Friday, January 1, 2010

A Northern Light ~ by Jennifer Donnelly, 2003

I enjoyed Jennifer Donnelly's novel The Tea Rose and was eager to read this one. It's 1906 and Mattie (short for Mathilda) is 16. She has been accepted at Barnard College and manages to get a paid job at a hotel in the Adirondacks to save a little money. That summer a young woman is drowned by her lover, a murder that was the basis for Theodore Dreiser's novel, An American Tragedy.  Donnelly grew up hearing this true story from her grandmother and was fascinated by the young woman who died.

I read this one for the Women Unbound reading challenge, looking for ways to connect the novel to the theme of feminism and women's studies.  Mattie's father couldn't see any reason for a girl to go to college and become, of all things, a writer.  But that's what Mattie wanted desperately to do.  She assigned herself a new word to ponder and use every day, and she paid attention to details.  Nevertheless, she was (almost) resigned to the inevitable, that she would end up like her friend Minnie, with children and a husband and responsibilities that would "keep her from reading for a good long time" (p. 97).  But still she thought of words, words, words.
"I thought of my word of the day.  Can a girl be unmanned?

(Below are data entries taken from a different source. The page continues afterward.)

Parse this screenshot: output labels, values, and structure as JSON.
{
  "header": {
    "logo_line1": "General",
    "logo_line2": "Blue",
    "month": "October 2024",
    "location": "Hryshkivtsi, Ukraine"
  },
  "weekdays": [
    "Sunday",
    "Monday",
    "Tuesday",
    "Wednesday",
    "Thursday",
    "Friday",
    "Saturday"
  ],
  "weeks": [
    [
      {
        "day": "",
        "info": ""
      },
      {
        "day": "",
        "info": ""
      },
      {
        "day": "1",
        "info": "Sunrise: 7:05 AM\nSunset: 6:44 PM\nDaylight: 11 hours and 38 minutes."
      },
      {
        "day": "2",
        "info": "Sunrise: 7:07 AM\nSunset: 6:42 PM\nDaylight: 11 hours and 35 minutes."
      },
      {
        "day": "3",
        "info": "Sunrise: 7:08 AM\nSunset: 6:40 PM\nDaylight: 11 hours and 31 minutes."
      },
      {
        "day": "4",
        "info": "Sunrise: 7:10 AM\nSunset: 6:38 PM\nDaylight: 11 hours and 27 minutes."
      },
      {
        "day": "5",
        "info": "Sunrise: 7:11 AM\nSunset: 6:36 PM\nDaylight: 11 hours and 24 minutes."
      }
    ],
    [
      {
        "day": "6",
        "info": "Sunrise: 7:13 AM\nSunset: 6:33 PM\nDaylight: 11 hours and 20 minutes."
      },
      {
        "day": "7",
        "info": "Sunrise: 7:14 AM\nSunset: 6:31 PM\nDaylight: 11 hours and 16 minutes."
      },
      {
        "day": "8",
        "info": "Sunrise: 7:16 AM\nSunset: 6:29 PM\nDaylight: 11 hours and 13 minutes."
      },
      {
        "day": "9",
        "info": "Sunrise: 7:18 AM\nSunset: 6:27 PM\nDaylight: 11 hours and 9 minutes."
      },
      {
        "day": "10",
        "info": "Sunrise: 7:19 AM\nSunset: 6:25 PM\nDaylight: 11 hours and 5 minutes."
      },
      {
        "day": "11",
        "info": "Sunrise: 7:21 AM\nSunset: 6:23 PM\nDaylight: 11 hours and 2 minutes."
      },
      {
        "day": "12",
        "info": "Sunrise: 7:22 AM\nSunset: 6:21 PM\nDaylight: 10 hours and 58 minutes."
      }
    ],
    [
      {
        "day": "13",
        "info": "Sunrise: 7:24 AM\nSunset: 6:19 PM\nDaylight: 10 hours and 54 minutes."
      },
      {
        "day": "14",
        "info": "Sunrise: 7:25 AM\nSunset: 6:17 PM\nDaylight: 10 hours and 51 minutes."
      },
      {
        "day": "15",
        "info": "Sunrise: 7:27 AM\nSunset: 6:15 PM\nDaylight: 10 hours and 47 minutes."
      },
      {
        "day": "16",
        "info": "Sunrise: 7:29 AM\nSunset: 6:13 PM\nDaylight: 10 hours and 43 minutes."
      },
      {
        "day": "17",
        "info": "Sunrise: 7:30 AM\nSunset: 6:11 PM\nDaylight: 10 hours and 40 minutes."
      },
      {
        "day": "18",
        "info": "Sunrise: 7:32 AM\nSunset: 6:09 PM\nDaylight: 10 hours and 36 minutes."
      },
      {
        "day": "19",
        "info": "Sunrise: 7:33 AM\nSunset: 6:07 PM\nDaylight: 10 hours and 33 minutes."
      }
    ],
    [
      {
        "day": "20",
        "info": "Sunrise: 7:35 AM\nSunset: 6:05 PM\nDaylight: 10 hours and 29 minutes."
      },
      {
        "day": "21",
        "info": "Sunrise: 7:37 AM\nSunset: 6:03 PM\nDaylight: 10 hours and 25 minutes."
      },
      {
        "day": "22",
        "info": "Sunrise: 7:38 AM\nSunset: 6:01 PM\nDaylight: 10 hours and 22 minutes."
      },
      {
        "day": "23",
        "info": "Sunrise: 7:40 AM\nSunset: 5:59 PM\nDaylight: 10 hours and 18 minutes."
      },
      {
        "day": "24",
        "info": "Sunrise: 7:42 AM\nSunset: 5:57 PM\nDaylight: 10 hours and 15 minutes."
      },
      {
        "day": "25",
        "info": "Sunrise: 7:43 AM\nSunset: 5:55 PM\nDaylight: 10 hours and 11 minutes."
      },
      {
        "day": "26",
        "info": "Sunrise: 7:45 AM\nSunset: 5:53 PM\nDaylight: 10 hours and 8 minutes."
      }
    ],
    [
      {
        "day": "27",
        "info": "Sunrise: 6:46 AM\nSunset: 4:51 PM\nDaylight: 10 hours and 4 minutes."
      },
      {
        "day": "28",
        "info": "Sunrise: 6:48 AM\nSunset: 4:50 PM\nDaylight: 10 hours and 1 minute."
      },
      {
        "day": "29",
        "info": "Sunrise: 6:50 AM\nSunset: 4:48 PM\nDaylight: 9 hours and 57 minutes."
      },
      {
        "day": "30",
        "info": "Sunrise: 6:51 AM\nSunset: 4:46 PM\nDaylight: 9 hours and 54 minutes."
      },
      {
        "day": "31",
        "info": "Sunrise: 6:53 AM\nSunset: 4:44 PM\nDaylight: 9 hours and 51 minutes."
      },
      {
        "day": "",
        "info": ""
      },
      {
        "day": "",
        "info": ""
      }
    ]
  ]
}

I wondered.  By a boy?  Can she be unbrained?"  (p. 78)
 The murdered girl was pregnant, putting her in an impossible situation in 1906 -- or even 1956, when I was 16 -- so I could understand the letters written to her lover, begging him to come and (in a sense) rescue her.  She wanted to go away with him, but it was obvious to the reader that the young fellow wasn't interested in marrying her and settling down.

Meanwhile, we are following Mattie's life that summer.  Her beloved teacher gives her a book of poetry that had been called "an affront to common decency," "a blight on American womanhood," and "an insult to all proper feminine sensibilities."  Mattie assumes it must have "curse words in it for sure, or dirty pictures or something just god-awfully terrible," but it was just poems.  But what poems!  Even though the author doesn't tell us so, exactly, it's obvious the poems might give women ideas.  (These paragraphs are from pp. 207-208).
"One was about a young woman who gets an apartment in a city by herself and eats her first supper in it all alone.  But it wasn't sad, not one bit.  Another was about a mother with six children, who finds out she's got a seventh coming and gets so low spirited, she hangs herself.  One was about Penelope, the wife of Ulysses, setting fire to her loom and heading off to do some traveling herself.  And one was about God being a woman instead of a man.  That must've been the one that made the pope boiling mad."
And then Mattie thinks the unthinkable, and it's WAY outside the box!
"Jezzum ... What if God was a woman?  Would the pope be out of a job?  Would the president be a woman, too?  And the governor?  And the sheriff?  And when people got married, would the man have to honor and obey?  Would only the women be allowed to vote?  Emily Baxter's poems made my head hurt.  They made me think of so many questions and possibilities."
And that's why the book was so very dangerous -- to the status quo.  I rate this one 9 of 10, an excellent book.


Unknown said...

Yay, I love this book. My students have loved the book as well. It always amuses me that they want Mattie and her best friend to hook up at the end, which, I think, says more about the world we live in now than what Donnelly was trying to say.


Bonnie Jacobs said...

Yep, I'd say expecting Mattie to marry – or even date – a black guy in 1906 is a bit unrealistic and it does reflect today's world. Still, I'm glad you told me because that tells me that we've come a long way in the past hundred years.

Helen's Book Blog said...

Thank you for a great review. I will definitely recommend this one to my students